PLAYBOY: Ever take LSD?
Francis Crick — of the DNA-structure discovering Watson, Crick, and Franklin — reportedly told numerous friends and colleagues about his LSD experimentation during the time he spent working to determine the molecular structure that houses all life’s information.
In fact, in a 2004 interview, Gerrod Harker recalls talking with Dick Kemp — a close friend of Crick’s — about LSD use among Cambridge academics, and tells the Daily Mail that the University’s researchers often used LSD in small amounts as “a thinking tool.” Evidently, Crick at one point told Kemp that he had actually “perceived the double-helix shape while on LSD.”
As the Guardian points out, many people tried acid, but only one became Steve Jobs. Similarly, although many Burners take acid, less than a tenth of one percent are Billionaire Burners.
Taking LSD can make you lose your mind, like Pink Floyd’s Syd Barrett who was a frequent acid tripper, and never recovered from one particularly large dose. In her brief article Operation Chaos, Mae B Russell suggests that rather than coincidence, this may have been a deliberately engineered capability of the drug which was developed during World War II as a chemical weapon. LSD was researched by the military/intelligence complex for many decades, distributed for in hundreds of millions of doses (often gifted), and synthesized into many more variants than just “LSD-25”.
The whole acid scene began in Silicon Valley, and disseminated out of the Bay Area into Hollywood and then the rest of the world. How many of San Francisco’s Summer of Love Sixties hippies became billionaires? There are definitely a few. For every self-made billionaire in the Bay that did drop acid, there are many more who did not. Acid cannot make you a billionaire any more than going to Burning Man can make you a billionaire.
Mondo 2000’s original cyberpunk R U Sirious now looks back on the cyberdelic revolution rather ruefully:

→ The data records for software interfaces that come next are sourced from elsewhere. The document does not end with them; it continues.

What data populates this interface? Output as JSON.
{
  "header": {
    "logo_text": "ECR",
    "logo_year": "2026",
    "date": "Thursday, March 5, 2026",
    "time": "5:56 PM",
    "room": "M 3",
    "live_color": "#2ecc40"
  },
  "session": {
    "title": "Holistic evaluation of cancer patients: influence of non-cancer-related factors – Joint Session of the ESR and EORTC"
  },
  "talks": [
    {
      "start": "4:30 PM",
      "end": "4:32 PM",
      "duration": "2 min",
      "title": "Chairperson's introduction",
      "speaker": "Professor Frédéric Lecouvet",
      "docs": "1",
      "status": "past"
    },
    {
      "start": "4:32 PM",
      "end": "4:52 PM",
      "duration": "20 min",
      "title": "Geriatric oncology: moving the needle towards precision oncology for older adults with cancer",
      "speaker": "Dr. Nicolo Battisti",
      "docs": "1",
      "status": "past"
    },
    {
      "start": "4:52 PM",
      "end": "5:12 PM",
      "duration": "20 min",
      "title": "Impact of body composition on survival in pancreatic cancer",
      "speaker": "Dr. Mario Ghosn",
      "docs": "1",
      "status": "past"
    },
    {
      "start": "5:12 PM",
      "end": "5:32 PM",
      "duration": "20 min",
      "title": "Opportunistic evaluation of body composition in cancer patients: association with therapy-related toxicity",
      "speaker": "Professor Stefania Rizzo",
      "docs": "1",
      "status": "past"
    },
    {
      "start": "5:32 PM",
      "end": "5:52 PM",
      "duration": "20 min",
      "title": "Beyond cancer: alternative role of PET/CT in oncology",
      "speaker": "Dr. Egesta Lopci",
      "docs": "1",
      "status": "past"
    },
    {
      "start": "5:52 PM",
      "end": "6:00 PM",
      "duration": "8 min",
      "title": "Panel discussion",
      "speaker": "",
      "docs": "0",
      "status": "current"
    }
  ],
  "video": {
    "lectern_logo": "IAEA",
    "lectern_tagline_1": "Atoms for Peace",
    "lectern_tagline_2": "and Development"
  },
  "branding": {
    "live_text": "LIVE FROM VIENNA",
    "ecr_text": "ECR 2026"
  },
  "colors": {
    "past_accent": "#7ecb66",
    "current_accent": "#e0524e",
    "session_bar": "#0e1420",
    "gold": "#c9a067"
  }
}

For a true “rich history of psychedelics in Silicon Valley”, a good introduction is John Markoff’s “deliciously scandalous” book What The Dormouse Said:
(at) mindpowernews.com / Privacy